**WHAT YOU HAVE TO DO**
Identify all lines in the data containing the string "name". Copy them out.

**THE DATA**
------------------------------------------------
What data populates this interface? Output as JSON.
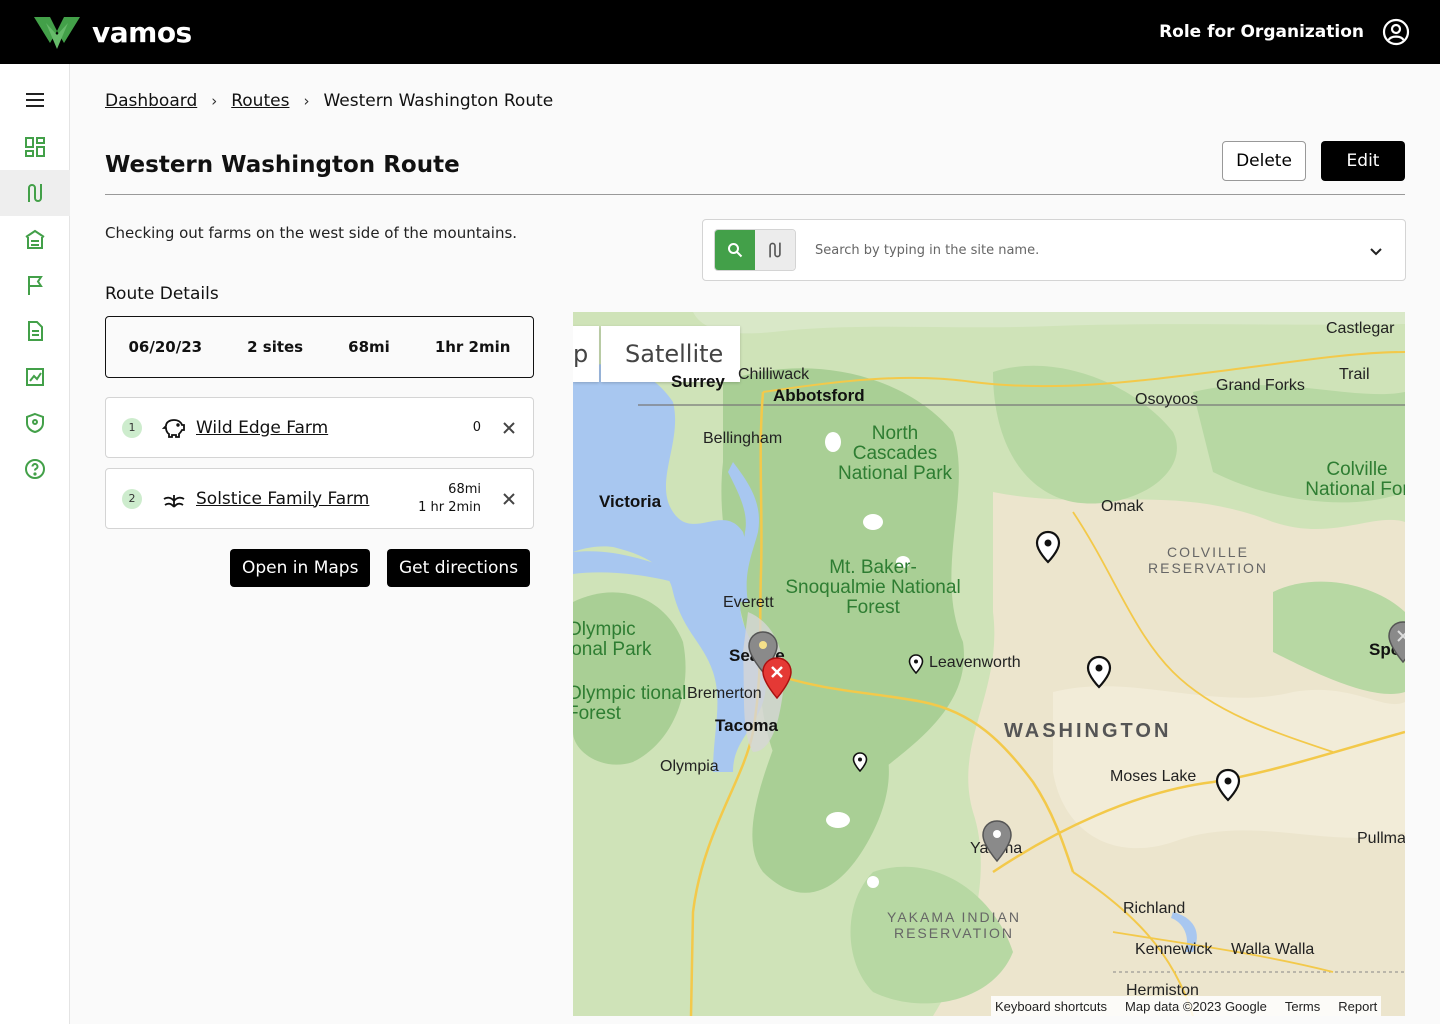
{
  "header": {
    "brand": "vamos",
    "role": "Role for Organization"
  },
  "sidebar": {
    "items": [
      "menu",
      "dashboard",
      "routes",
      "sites",
      "flag",
      "reports",
      "analytics",
      "security",
      "help"
    ]
  },
  "breadcrumb": {
    "dashboard": "Dashboard",
    "routes": "Routes",
    "current": "Western Washington Route"
  },
  "page": {
    "title": "Western Washington Route",
    "delete_label": "Delete",
    "edit_label": "Edit",
    "description": "Checking out farms on the west side of the mountains.",
    "route_details_label": "Route Details"
  },
  "summary": {
    "date": "06/20/23",
    "sites": "2 sites",
    "distance": "68mi",
    "duration": "1hr 2min"
  },
  "sites": [
    {
      "num": "1",
      "name": "Wild Edge Farm",
      "icon": "pig-icon",
      "meta1": "0",
      "meta2": ""
    },
    {
      "num": "2",
      "name": "Solstice Family Farm",
      "icon": "sprout-icon",
      "meta1": "68mi",
      "meta2": "1 hr 2min"
    }
  ],
  "actions": {
    "open_maps": "Open in Maps",
    "directions": "Get directions"
  },
  "search": {
    "placeholder": "Search by typing in the site name."
  },
  "map": {
    "tab_left": "p",
    "tab_satellite": "Satellite",
    "labels": {
      "castlegar": "Castlegar",
      "trail": "Trail",
      "grand_forks": "Grand Forks",
      "osoyoos": "Osoyoos",
      "chilliwack": "Chilliwack",
      "abbotsford": "Abbotsford",
      "surrey": "Surrey",
      "bellingham": "Bellingham",
      "victoria": "Victoria",
      "omak": "Omak",
      "everett": "Everett",
      "seattle": "Seattle",
      "bremerton": "Bremerton",
      "tacoma": "Tacoma",
      "olympia": "Olympia",
      "leavenworth": "Leavenworth",
      "moses_lake": "Moses Lake",
      "yakima": "Yakima",
      "richland": "Richland",
      "kennewick": "Kennewick",
      "walla_walla": "Walla Walla",
      "hermiston": "Hermiston",
      "spokane": "Spok",
      "pullman": "Pullma",
      "north_cascades": "North Cascades National Park",
      "colville_nf": "Colville National For",
      "baker": "Mt. Baker-Snoqualmie National Forest",
      "olympic_np": "Olympic ional Park",
      "olympic_nf": "Olympic tional Forest",
      "colville_res": "COLVILLE RESERVATION",
      "washington": "WASHINGTON",
      "yakama_res": "YAKAMA INDIAN RESERVATION"
    },
    "footer": {
      "shortcuts": "Keyboard shortcuts",
      "mapdata": "Map data ©2023 Google",
      "terms": "Terms",
      "report": "Report"
    }
  }
}
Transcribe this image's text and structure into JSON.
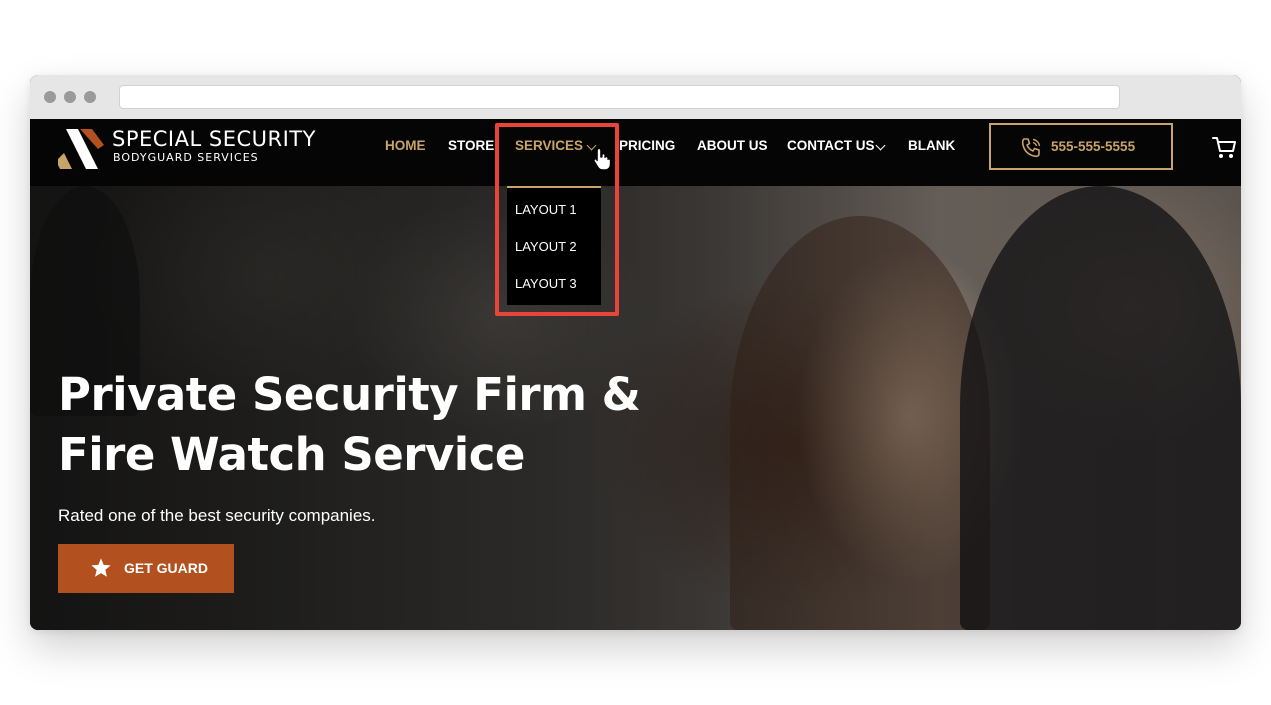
{
  "brand": {
    "title": "SPECIAL SECURITY",
    "subtitle": "BODYGUARD SERVICES"
  },
  "nav": {
    "items": [
      {
        "label": "HOME"
      },
      {
        "label": "STORE"
      },
      {
        "label": "SERVICES"
      },
      {
        "label": "PRICING"
      },
      {
        "label": "ABOUT US"
      },
      {
        "label": "CONTACT US"
      },
      {
        "label": "BLANK"
      }
    ],
    "active": "HOME",
    "open_menu": "SERVICES"
  },
  "services_menu": {
    "items": [
      {
        "label": "LAYOUT 1"
      },
      {
        "label": "LAYOUT 2"
      },
      {
        "label": "LAYOUT 3"
      }
    ]
  },
  "phone": {
    "label": "555-555-5555",
    "icon": "phone-icon"
  },
  "cart": {
    "icon": "cart-icon"
  },
  "hero": {
    "title": "Private Security Firm & Fire Watch Service",
    "subtitle": "Rated one of the best security companies.",
    "cta_label": "GET GUARD",
    "cta_icon": "star-icon"
  },
  "colors": {
    "gold": "#c9a46a",
    "cta": "#b2511f",
    "highlight": "#e8443a",
    "header_bg": "#050505"
  }
}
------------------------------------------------
**RESPONSE TO THIS TASK**
      "name": "Wild Edge Farm",
      "name": "Solstice Family Farm",
    "placeholder": "Search by typing in the site name."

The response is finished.